This wine is soft and ripe, with finely integrated tannins. The acidity gives it a great lift, and is framed by those fine, dusty tannins.
The fruit here is good, ripe and carefully extracted. There is freshness and the whole thing hangs together with well worked tannins, offering excellent quality for the mid-tier price of Médoc wines. Drinking Window 2025 - 2040
One of the six appellations of the Haut-Medoc, Moulis has a rolling landscape with considerable soil variations. With its mix of gravel, clay and limestone, Moulis offers some of the more enticingly perfumed Bordeaux Blends of the Left Bank.
One of the world’s most classic and popular styles of red wine, Bordeaux-inspired blends have spread from their homeland in France to nearly every corner of the New World, especially in California, Washington and Australia. Typically based on either Cabernet Sauvignon or Merlot and supported by Cabernet Franc, Malbec and Petit Verdot, these are sometimes referred to in the US as “Meritage” blends. In Bordeaux itself, Cabernet Sauvignon dominates in wines from the Left Bank of the Gironde River, while the Right Bank focuses on Merlot. Often, blends from outside the region are classified as being inspired by one or the other.
Tasting Notes for Bordeaux Blends
Bordeaux Blends are dry, red wines and generally have aromas and flavors of black currant, black cherry plum, graphite, cedar and violet. Cabernet-based, Left-Bank-styled wines are typically more tannic and structured, while Merlot-based wines, modeled after the Right Bank, are softer and suppler. Cabernet Franc can add herbal notes, while Malbec and Petit Verdot contribute color and structure.
Perfect Food Pairings for Bordeaux Blends
Since Bordeaux red blends are often quite structured and tannic, they pair best with hearty, flavorful and fatty meat dishes. Any type of steak makes for a classic pairing. Equally welcome with these wines would be beef brisket, pot roast, braised lamb or smoked duck.
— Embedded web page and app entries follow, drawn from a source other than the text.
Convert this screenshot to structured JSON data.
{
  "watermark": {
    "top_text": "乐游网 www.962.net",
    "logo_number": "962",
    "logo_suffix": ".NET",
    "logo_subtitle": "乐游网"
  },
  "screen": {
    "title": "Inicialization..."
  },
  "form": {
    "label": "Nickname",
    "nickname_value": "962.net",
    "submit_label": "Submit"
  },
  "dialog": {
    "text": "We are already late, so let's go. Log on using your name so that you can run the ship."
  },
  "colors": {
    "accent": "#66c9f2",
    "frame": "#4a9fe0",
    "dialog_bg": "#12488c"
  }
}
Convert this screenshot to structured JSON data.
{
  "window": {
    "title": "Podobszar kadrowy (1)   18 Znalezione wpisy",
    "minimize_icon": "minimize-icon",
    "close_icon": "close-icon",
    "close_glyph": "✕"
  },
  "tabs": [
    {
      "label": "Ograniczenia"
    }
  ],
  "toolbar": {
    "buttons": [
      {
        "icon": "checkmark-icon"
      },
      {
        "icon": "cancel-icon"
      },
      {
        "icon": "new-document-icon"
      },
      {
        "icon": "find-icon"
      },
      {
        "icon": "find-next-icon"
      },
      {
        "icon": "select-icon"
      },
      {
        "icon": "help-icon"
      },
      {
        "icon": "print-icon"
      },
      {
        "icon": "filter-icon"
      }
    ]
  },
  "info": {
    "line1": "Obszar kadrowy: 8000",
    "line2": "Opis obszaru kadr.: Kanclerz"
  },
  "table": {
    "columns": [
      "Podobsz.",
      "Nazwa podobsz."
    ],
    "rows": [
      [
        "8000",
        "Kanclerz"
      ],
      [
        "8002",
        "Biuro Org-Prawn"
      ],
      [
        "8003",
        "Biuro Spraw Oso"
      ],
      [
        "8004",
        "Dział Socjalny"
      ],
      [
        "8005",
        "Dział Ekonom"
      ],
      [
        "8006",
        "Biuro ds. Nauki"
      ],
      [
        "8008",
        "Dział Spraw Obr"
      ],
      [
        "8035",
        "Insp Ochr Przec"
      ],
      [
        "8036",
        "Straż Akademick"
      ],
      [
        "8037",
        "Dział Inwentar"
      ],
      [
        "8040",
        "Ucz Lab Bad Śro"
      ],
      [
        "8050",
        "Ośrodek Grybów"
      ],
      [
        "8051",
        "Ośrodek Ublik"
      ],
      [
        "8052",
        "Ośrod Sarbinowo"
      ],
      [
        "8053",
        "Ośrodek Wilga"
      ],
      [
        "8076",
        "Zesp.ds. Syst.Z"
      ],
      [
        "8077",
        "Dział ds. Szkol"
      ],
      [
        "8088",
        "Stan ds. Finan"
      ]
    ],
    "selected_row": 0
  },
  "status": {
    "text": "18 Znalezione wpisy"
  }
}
Sommelier Secrets for Bordeaux Blends
While the region of Bordeaux is limited to a select few approved grape varieties in specified percentages, the New World is free to experiment. Bordeaux blends in California may include equal amounts of Cabernet Franc and Malbec, for example. Occassionally a winemaker might add a small percentage of a non-Bordeaux variety, such as Syrah or Petite Sirah for a desired result.